AUSTIN EXECUTIVE AIRPORT
A History of Austin's Newest General Aviation Airport
R
on
W. H
enRiksen
Chapter 8
wife, Betty Jean, and her two children, Car-
oline Bullock and Craig Zschiesche, as well
as Jimmy Ray Zschiesche's son, Allen Zschi-
esche) to finance the balance for ten years
with interest. (This had the effect of paying
the Zschiesche gang approximately $1.4 mil-
lion in interest over and above the purchase
price.) And three, I agreed to pay a separate
nonrefundable $25,000 for a 60-day extension
clause, just in case anything weird surfaced
as we raced toward the close.
Francine was curt, not in a mean way but
in a tone that said she'd heard a lot of offers
over the years and wasn't prone to believing
everything she heard. She wasn't so much
cold as cool, even clearing her throat into the
phone came across as her way of chiding a
caller to get to the point. Rick Winter offered
to meet, to hand over the documents, semi-
ceremoniously, and in his experience sellers
couldn't wait to get a bona fide offer in hand.
"Thank you, but that won't be necessary,"
Francine said.
"It's no trouble. Really, I'm not far--"
She coughed this time, a low grumbler, but
it got Rick's attention. "Mr. Winter is it?" she
said. "Please e-mail the documents at your
convenience. I'll distribute copies to the rest
of the family. We shouldn't need more than a
week."
"Of course. When you get the e-mail, can
I ask that you send me a confirmation, you
know, just so I know everything arrived in
one piece?"
"Thank you for calling, Mr. Winter. Good-
bye."
The Runway Gets Shorter
While we waited for a reply, Frank was
hard at work doing some calculated wriggling
and was able to reposition the runway firmly
within the bounds of my own property. At the
same time he penciled in a planned extension
to the southeast, onto the Zschiesche farm, in
the event the Zschiesche heirs ever wanted
to sell. The downside to sticking to the pa-
rameters of your own property was that the
runway continued to get smaller with each
iteration. As of December 2007, the longest
possible airstrip, property line to property
line, was 4,754 feet. By January the runway
had dwindled to 4,420, an impressive length
but shorter than I wanted.
In November Francine e-mailed a reply to
my offer of several weeks earlier. She said, no
thank you. The price was too low and I was
welcome to make a more reasonable offer. Or
not. The brevity of the e-mail seemed to imply
she didn't lean one way or the other.
I prepared a response, with Rick's help, and
with his permission eventually decided to by-
pass my real estate agent and send Francine
Hernandez an e-mail directly. In it I laid out
my case: that I purchased the airport property
next door for $10,700 per acre, that I offered
her 15 percent above the highest appraised
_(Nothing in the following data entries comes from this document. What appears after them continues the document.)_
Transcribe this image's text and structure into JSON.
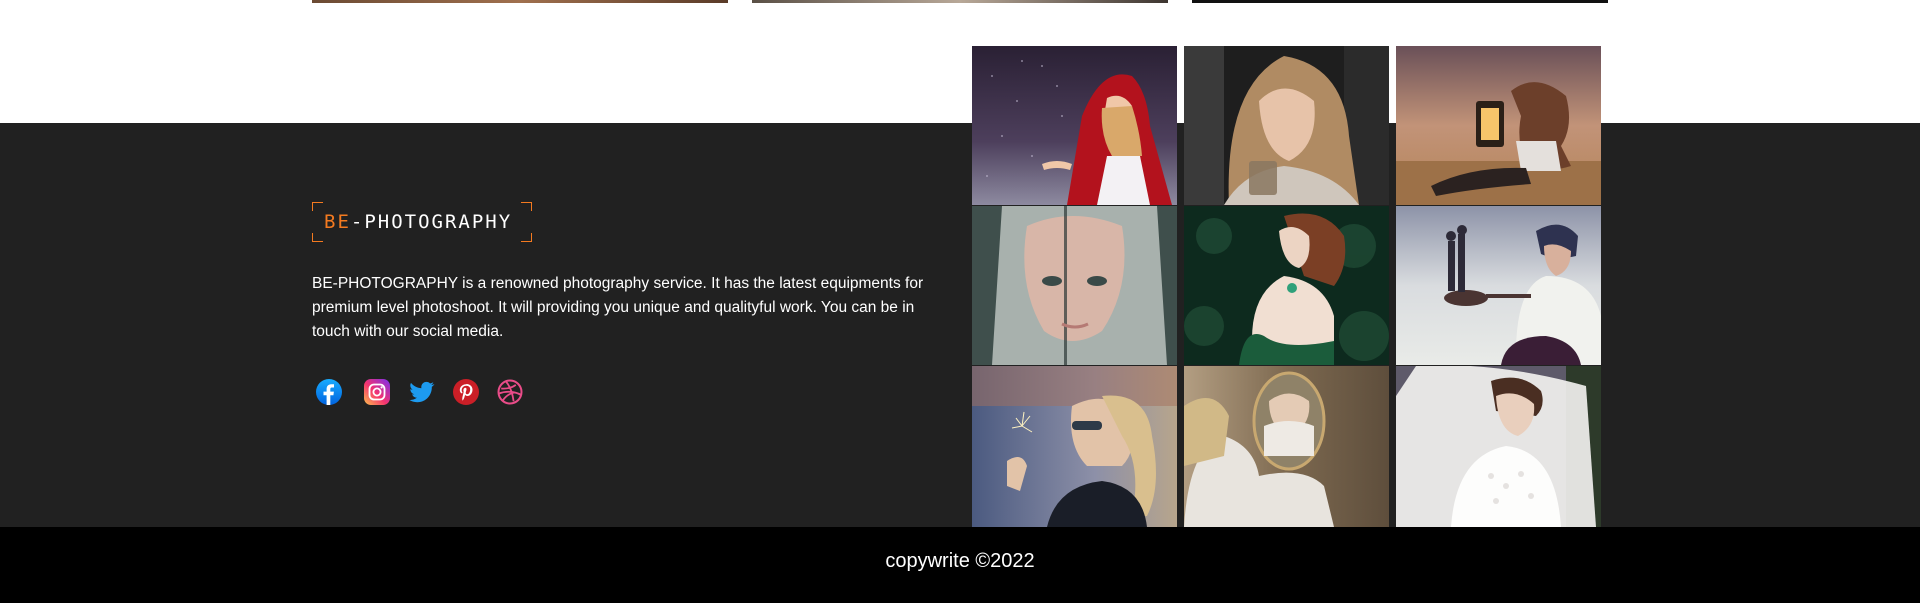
{
  "brand": {
    "logo_accent": "BE",
    "logo_rest": "-PHOTOGRAPHY",
    "accent_color": "#f47a20"
  },
  "footer": {
    "description": "BE-PHOTOGRAPHY is a renowned photography service. It has the latest equipments for premium level photoshoot. It will providing you unique and qualityful work. You can be in touch with our social media.",
    "socials": [
      {
        "name": "facebook-icon",
        "color": "#1877f2"
      },
      {
        "name": "instagram-icon",
        "color": "#d62976"
      },
      {
        "name": "twitter-icon",
        "color": "#1da1f2"
      },
      {
        "name": "pinterest-icon",
        "color": "#e60023"
      },
      {
        "name": "dribbble-icon",
        "color": "#ea4c89"
      }
    ],
    "copyright": "copywrite ©2022"
  },
  "gallery": {
    "tiles": [
      "red-riding-hood-girl-photo",
      "woman-holding-glass-photo",
      "girl-with-lantern-photo",
      "mirrored-face-portrait-photo",
      "woman-in-green-dress-photo",
      "man-with-pan-perspective-photo",
      "woman-with-sparkler-photo",
      "girl-in-mirror-photo",
      "bride-in-veil-photo"
    ]
  }
}
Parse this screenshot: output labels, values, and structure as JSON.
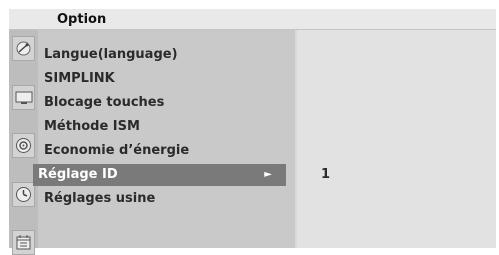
{
  "header": {
    "title": "Option"
  },
  "menu": {
    "items": [
      {
        "label": "Langue(language)"
      },
      {
        "label": "SIMPLINK"
      },
      {
        "label": "Blocage touches"
      },
      {
        "label": "Méthode ISM"
      },
      {
        "label": "Economie d’énergie"
      },
      {
        "label": "Réglage ID",
        "arrow": "►"
      },
      {
        "label": "Réglages usine"
      }
    ],
    "selected_value": "1"
  },
  "icons": [
    "satellite-dish-icon",
    "tv-screen-icon",
    "speaker-icon",
    "clock-icon",
    "calendar-icon"
  ],
  "colors": {
    "selected_bg": "#7a7a7a",
    "panel_bg": "#d9d9d9"
  }
}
value, that properties directly adjacent to
SH130 (which the Zschiesche property was
not) were worth more, and that I would de-
lete the stipulation for owner financing and
instead pay cash. I explained my thinking in
detail and closed by saying that I hoped we
could come to some agreement.